_Task description_
Check each line of the entries below for the word "JSON", and copy the lines that have it.

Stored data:
****************

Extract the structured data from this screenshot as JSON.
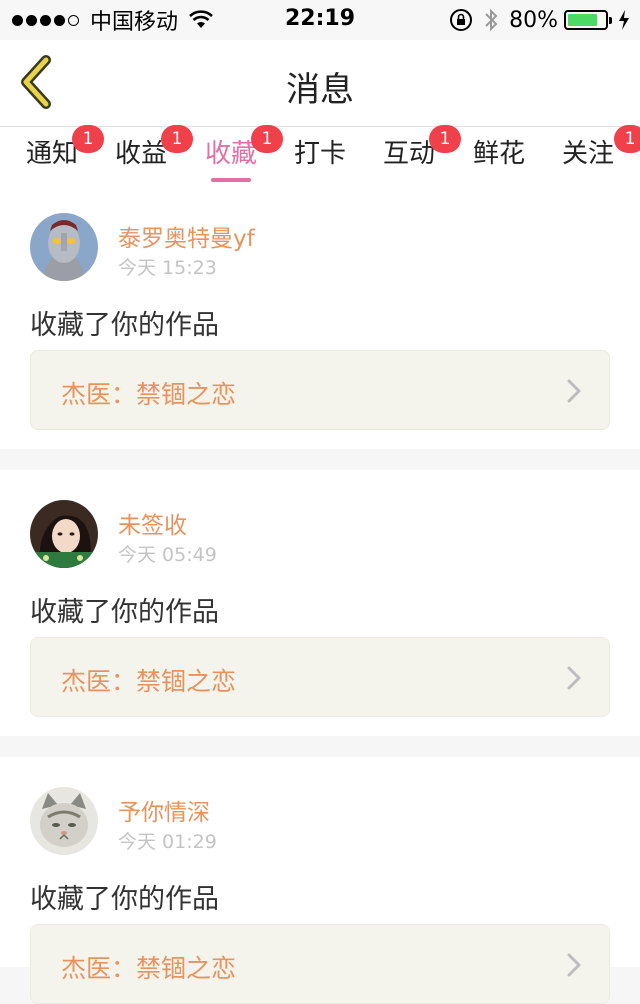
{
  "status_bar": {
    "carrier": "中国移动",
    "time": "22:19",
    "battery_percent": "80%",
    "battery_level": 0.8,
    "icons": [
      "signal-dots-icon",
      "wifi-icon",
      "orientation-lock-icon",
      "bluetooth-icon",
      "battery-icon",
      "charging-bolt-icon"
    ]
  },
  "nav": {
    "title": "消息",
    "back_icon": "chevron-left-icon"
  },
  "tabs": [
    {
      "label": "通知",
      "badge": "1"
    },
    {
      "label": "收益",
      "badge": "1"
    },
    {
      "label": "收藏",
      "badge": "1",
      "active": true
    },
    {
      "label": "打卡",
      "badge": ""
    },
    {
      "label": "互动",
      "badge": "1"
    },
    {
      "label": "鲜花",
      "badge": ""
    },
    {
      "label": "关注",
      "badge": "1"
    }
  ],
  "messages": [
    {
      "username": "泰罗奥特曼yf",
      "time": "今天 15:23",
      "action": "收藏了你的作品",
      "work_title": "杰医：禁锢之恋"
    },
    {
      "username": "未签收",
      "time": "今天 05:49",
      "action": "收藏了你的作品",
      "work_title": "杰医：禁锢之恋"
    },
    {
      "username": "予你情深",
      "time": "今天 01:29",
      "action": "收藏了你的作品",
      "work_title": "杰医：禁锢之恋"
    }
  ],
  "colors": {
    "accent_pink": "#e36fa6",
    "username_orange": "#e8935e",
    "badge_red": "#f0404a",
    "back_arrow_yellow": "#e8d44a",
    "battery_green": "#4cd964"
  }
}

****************

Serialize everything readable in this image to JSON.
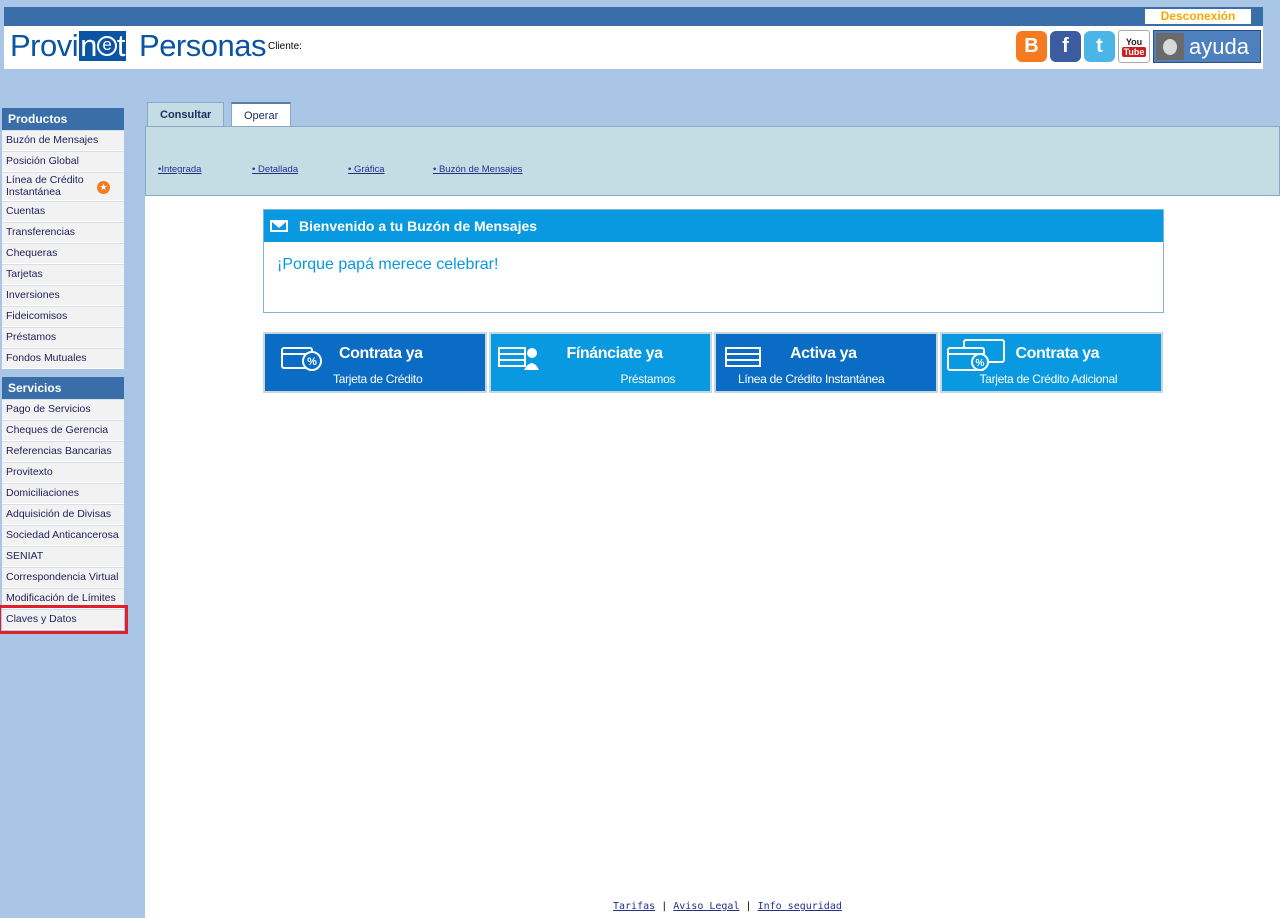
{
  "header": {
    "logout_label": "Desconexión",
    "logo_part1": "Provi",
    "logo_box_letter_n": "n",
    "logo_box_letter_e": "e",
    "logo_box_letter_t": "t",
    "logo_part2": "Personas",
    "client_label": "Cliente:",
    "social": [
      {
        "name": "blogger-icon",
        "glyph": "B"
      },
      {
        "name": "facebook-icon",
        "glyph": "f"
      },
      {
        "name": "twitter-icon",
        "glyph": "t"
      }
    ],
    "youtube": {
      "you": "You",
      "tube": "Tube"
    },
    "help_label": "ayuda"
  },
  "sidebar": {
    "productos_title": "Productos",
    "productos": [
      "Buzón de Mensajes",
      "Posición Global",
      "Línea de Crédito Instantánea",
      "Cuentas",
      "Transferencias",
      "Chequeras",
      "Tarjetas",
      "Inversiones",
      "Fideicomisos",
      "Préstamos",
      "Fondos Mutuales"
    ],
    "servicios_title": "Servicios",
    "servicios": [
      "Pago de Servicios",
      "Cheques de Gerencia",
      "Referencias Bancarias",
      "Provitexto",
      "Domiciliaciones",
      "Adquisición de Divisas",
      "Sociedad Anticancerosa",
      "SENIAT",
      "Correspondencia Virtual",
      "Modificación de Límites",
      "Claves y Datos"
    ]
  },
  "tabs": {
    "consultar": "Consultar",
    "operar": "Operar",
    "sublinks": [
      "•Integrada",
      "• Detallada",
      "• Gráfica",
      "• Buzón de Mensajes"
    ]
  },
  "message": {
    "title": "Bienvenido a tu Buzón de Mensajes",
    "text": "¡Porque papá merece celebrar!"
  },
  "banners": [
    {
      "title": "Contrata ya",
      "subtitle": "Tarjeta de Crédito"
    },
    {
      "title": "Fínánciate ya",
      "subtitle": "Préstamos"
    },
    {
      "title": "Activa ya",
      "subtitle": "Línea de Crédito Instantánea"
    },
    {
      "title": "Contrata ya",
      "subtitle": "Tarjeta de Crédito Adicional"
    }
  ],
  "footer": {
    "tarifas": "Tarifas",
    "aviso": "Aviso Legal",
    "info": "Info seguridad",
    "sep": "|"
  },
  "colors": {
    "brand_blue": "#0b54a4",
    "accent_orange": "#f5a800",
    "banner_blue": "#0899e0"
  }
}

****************

_Answer to the problem_
Extract the structured data from this screenshot as JSON.
Serialize everything readable in this image to JSON.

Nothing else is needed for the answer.